by Sharon Jayson
Few outside the psychiatric community knew about "histrionic personality disorder" until it was reported that attorneys for former Penn State assistant football coach Jerry Sandusky would bring it up in his defense on child sex abuse charges.
Today, the condition took center stage as a psychologist who evaluated Sandusky took the stand. The condition is defined in the American Psychiatric Association's diagnostic manual (called the DSM, short for Diagnostic and Statistical Manual of Mental Disorders) as "a pervasive pattern of excessive emotionality and attention seeking."
Psychiatrists familiar with such disorders aren't convinced such a claim will help Sandusky.
"That doesn't make any sense at all," says psychiatrist Carl Bell of Chicago, who has been in practice for 45 years. "He may have a histrionic personality, but I'm not sure it's going to do him very much good. I would never walk into court for a defense with a personality disorder because the courts don't recognize it. Personality disorders are rarely, if ever, a reason not to find somebody guilty of a crime."
The DSM says histrionic personality disorder is indicated by five or more of eight potential characteristics that include being "uncomfortable in situations in which he or she is not the center of attention." Among others: "interaction with others is often characterized by inappropriate sexually seductive or provocative behavior," "consistently uses physical appearance to draw attention to self," and "considers relationships to be more intimate than they actually are."
Experts who are editing the diagnostic manual, which is being revised for publication next year, propose to delete it as a separate disorder; it probably will be placed in the appendix, which suggests further study is warranted, says Renato Alarcon of Oakland, an emeritus professor of psychiatry and a consultant for the Mayo Clinic in Rochester, Minn.
Bell and Alarcon are among those on the personality disorders panel, which is recommending the revision for all such disorders, not just histrionic personality disorder.
"The whole issue of personality disorders is being reviewed," Alarcon says. "It will be considered mostly a trait or a feature and not a type and may be called something different, such as exhibitionism or grandiosity."
Psychiatric Ryan Shugarman, who teaches at Georgetown University and at Saint Elizabeths Hospital in Washington, D.C., says histrionic personality disorder has been recognized since 1968, and the percentage of people who meet criteria for it is low compared with that for mood or anxiety disorders.

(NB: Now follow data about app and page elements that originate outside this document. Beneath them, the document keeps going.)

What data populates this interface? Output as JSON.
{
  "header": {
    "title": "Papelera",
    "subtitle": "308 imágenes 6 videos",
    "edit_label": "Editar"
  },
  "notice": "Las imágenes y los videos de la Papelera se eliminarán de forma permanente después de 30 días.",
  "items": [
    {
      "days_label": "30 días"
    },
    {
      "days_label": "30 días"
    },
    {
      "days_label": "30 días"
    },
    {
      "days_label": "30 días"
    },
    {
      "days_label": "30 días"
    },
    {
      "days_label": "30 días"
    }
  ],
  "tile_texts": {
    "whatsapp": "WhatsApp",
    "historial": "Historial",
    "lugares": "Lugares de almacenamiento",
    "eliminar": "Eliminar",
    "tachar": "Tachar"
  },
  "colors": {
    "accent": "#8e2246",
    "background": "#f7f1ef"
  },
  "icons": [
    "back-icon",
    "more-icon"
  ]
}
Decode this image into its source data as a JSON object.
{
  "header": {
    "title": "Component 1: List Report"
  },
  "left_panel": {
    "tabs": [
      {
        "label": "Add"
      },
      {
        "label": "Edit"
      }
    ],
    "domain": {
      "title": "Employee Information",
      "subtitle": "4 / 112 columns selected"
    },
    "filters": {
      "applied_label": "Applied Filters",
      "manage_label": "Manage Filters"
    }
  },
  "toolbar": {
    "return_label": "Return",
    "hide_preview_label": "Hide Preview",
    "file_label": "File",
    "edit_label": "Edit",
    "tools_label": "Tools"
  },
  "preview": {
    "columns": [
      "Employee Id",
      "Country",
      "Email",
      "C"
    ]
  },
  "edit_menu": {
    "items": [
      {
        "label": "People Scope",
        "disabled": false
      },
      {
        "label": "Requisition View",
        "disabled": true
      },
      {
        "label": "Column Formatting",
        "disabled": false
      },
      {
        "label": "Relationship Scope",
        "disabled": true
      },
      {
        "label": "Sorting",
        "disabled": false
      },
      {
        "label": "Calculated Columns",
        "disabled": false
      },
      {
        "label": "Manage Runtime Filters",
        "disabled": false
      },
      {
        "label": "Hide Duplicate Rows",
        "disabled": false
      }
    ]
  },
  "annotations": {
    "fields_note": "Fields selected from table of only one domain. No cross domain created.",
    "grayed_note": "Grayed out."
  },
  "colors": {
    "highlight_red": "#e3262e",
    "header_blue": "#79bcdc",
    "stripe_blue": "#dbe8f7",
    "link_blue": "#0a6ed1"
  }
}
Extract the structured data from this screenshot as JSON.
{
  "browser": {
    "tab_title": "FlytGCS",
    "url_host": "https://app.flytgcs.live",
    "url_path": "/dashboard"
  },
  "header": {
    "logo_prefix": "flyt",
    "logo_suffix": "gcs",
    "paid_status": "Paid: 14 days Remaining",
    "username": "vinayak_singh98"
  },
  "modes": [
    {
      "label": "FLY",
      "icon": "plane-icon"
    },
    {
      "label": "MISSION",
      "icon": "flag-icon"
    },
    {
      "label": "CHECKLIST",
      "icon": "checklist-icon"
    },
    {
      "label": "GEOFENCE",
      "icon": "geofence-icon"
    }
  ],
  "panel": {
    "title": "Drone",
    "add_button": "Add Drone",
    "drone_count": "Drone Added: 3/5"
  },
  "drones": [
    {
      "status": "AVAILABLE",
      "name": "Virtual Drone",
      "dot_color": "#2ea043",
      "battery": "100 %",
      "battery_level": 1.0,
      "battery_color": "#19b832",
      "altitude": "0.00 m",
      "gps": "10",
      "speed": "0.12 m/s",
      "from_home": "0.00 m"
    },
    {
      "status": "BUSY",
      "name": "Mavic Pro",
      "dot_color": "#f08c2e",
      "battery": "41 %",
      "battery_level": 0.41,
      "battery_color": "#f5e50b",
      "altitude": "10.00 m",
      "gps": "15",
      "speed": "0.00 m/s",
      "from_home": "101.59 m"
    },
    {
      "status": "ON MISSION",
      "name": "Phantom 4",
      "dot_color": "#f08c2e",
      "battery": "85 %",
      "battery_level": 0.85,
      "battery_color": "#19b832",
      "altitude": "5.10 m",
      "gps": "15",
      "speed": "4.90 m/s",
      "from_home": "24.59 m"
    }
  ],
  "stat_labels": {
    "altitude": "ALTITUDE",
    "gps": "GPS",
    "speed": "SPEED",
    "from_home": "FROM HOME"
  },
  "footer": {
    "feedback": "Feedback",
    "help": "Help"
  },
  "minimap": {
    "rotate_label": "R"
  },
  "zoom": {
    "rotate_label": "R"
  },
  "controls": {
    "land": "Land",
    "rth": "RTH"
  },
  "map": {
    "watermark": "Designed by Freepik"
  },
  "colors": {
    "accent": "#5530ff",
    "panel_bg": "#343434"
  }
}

"I see a few patients per year that meet that criteria," he says.
Estimates suggest that almost a quarter of Americans have some sort of psychiatric condition in their lifetime, and histrionic personality disorder affects about 10% to 15% of those who have received psychiatric care, Shugarman says. Some suggest the disorder is more common in women, but he says the research isn't clear on that point.